◆ EXERCISE AIM
Please repeat the entries exactly as they appear and omit any images.

Stored records
+ + + + + + +
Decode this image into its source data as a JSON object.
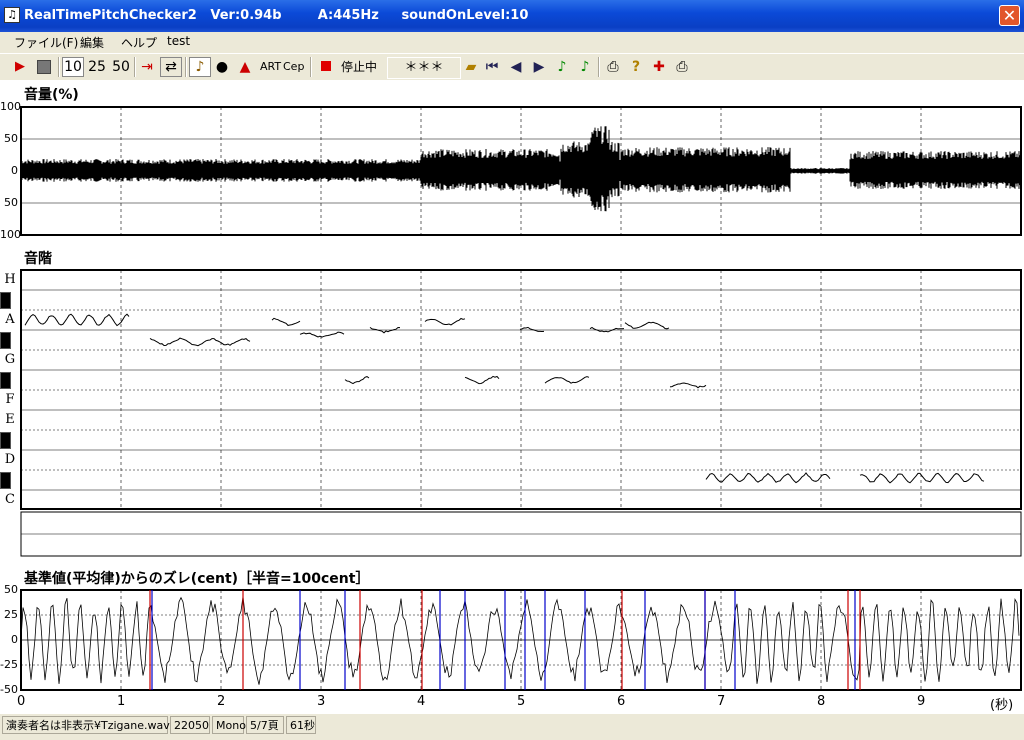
{
  "window": {
    "title": "RealTimePitchChecker2   Ver:0.94b        A:445Hz     soundOnLevel:10",
    "icon_glyph": "♫"
  },
  "menu": [
    "ファイル(F)",
    "編集",
    "ヘルプ",
    "test"
  ],
  "toolbar": {
    "zoom_10": "10",
    "zoom_25": "25",
    "zoom_50": "50",
    "art_label": "ART",
    "cep_label": "Cep",
    "status_label": "停止中",
    "note_display": "＊＊＊"
  },
  "volume_panel": {
    "title": "音量(%)",
    "y_labels": [
      "100",
      "50",
      "0",
      "50",
      "100"
    ]
  },
  "scale_panel": {
    "title": "音階",
    "notes": [
      "H",
      "A",
      "G",
      "F",
      "E",
      "D",
      "C"
    ]
  },
  "cent_panel": {
    "title": "基準値(平均律)からのズレ(cent)［半音=100cent］",
    "y_labels": [
      "50",
      "25",
      "0",
      "-25",
      "-50"
    ]
  },
  "time_axis": {
    "ticks": [
      "0",
      "1",
      "2",
      "3",
      "4",
      "5",
      "6",
      "7",
      "8",
      "9"
    ],
    "unit": "(秒)"
  },
  "statusbar": {
    "file": "演奏者名は非表示¥Tzigane.wav",
    "rate": "22050",
    "channels": "Mono",
    "page": "5/7頁",
    "duration": "61秒"
  },
  "colors": {
    "titlebar": "#0a3fc4",
    "waveform": "#000000",
    "cent_red": "#cc0000",
    "cent_blue": "#0000cc"
  }
}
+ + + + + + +
◆ RESPONSE BELOW
Decode this image into its source data as a JSON object.
{
  "window": {
    "title": "RealTimePitchChecker2   Ver:0.94b        A:445Hz     soundOnLevel:10",
    "icon_glyph": "♫"
  },
  "menu": [
    "ファイル(F)",
    "編集",
    "ヘルプ",
    "test"
  ],
  "toolbar": {
    "zoom_10": "10",
    "zoom_25": "25",
    "zoom_50": "50",
    "art_label": "ART",
    "cep_label": "Cep",
    "status_label": "停止中",
    "note_display": "＊＊＊"
  },
  "volume_panel": {
    "title": "音量(%)",
    "y_labels": [
      "100",
      "50",
      "0",
      "50",
      "100"
    ]
  },
  "scale_panel": {
    "title": "音階",
    "notes": [
      "H",
      "A",
      "G",
      "F",
      "E",
      "D",
      "C"
    ]
  },
  "cent_panel": {
    "title": "基準値(平均律)からのズレ(cent)［半音=100cent］",
    "y_labels": [
      "50",
      "25",
      "0",
      "-25",
      "-50"
    ]
  },
  "time_axis": {
    "ticks": [
      "0",
      "1",
      "2",
      "3",
      "4",
      "5",
      "6",
      "7",
      "8",
      "9"
    ],
    "unit": "(秒)"
  },
  "statusbar": {
    "file": "演奏者名は非表示¥Tzigane.wav",
    "rate": "22050",
    "channels": "Mono",
    "page": "5/7頁",
    "duration": "61秒"
  },
  "colors": {
    "titlebar": "#0a3fc4",
    "waveform": "#000000",
    "cent_red": "#cc0000",
    "cent_blue": "#0000cc"
  }
}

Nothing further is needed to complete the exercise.